05 Aug PCC Complaint. The Daily Mail, 5th August 2011

—– Original Message —–
From: Peter Reynolds
To: [email protected]
Sent: Friday, August 05, 2011 4:11 PM
Subject: Complaint against the Daily Mail, issue dated 5th August 2011

Dear Sirs,

"Lib Dems move to decriminalise ALL personal drug use and to allow controlled use of cannabis", the Daily Mail, 05-08-11

I wish to make a complaint concerning the above article which is still available online at: http://www.dailymail.co.uk/news/article-2022613/Lib-Dems-decriminalise-ALL-personal-drug-use-allow-controlled-use-cannabis.html

I make the complaint on my own account but also in my capacity as the Leader of Cannabis Law Reform (CLEAR), a UK political party, of P.O.Box 674, Salfords, Redhill, RH1 9BN. For the purposes of correspondence, please use my personal address as below.

1. This article breaches the Editors' Code Of Practice clause 1.i) in that it publishes inaccurate, misleading and distorted information.

2. It also breaches clause 1.iii) in that it fails to distinguish clearly between comment, conjecture and fact.

3. The article is presented as a news story, not an opinion piece. It should therefore be concerned only with facts – unless comment or conjecture is clearly distinguished.

4. In the ninth paragraph, the article states "When the Blair government reduced it to a Class C drug, overwhelming evidence from scientists about its psychotic properties swiftly caused a U-turn.".

This is inaccurate, misleading and distorted information. There was no "overwhelming evidence from scientists" at all. In fact, the U-turn and the return of cannabis to class B was directly in opposition to the consensus amongst scientists on the ACMD that it should stay in class C. See "Cannabis: Classification And Public Health" http://www.homeoffice.gov.uk/publications/alcohol-drugs/drugs/acmd1/acmd-cannabis-report-2008

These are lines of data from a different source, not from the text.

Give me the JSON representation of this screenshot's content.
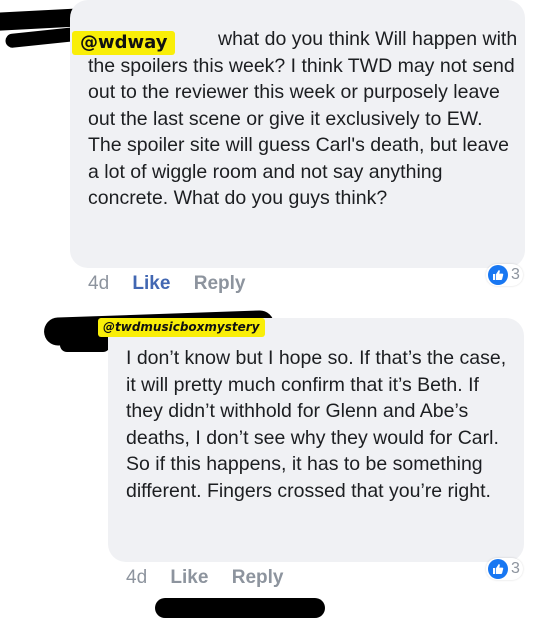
{
  "comment1": {
    "tag": "@wdway",
    "text": "what do you think Will happen with the spoilers this week? I think TWD may not send out to the reviewer this week or purposely leave out the last scene or give it exclusively to EW. The spoiler site will guess Carl's death, but leave a lot of wiggle room and not say anything concrete. What do you guys think?",
    "time": "4d",
    "like_label": "Like",
    "reply_label": "Reply",
    "reaction_icon": "thumbs-up-icon",
    "reaction_count": "3"
  },
  "comment2": {
    "tag": "@twdmusicboxmystery",
    "text": "I don’t know but I hope so. If that’s the case, it will pretty much confirm that it’s Beth. If they didn’t withhold for Glenn and Abe’s deaths, I don’t see why they would for Carl. So if this happens, it has to be something different. Fingers crossed that you’re right.",
    "time": "4d",
    "like_label": "Like",
    "reply_label": "Reply",
    "reaction_icon": "thumbs-up-icon",
    "reaction_count": "3"
  },
  "colors": {
    "bubble": "#f0f1f4",
    "tag_highlight": "#f9ee08",
    "like_active": "#4267b2",
    "reaction_blue": "#1877f2"
  }
}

This report stated that:

"Although there is a consistent (though weak) association, from longitudinal studies, between cannabis use and the development of psychotic illness, this is not reflected in the available evidence on the incidence of psychotic conditions. The most likely (but not the only) explanation is that cannabis – in the population as a whole – plays only a modest role in the development of these conditions. The possibility that the greater use of cannabis preparations with a higher THC content might increase the harmfulness of cannabis to mental health cannot be denied; but the behaviour of cannabis users, in the face of stronger products – as well as the magnitude of a causal association with psychotic illnesses – is uncertain."

The only thing "overwhelming" about the "psychotic properties" of cannabis was the campaign in the tabloid press, principally the Daily Mail, to demonise and misinform in contradiction to the scientific evidence.

5. This is a particularly heinous example of inaccurate, misleading and distorted information. It is, in fact, deliberate falsification of the facts in support of a long and disgraceful record of misinformation. It is grossly irresponsible and must be corrected by a prominent apology and explanation of the true facts.

I would be grateful if you would deal with this complaint at your earliest convenience. I shall be happy to provide any further information required or to give oral evidence in support.

Yours faithfully,

Peter Reynolds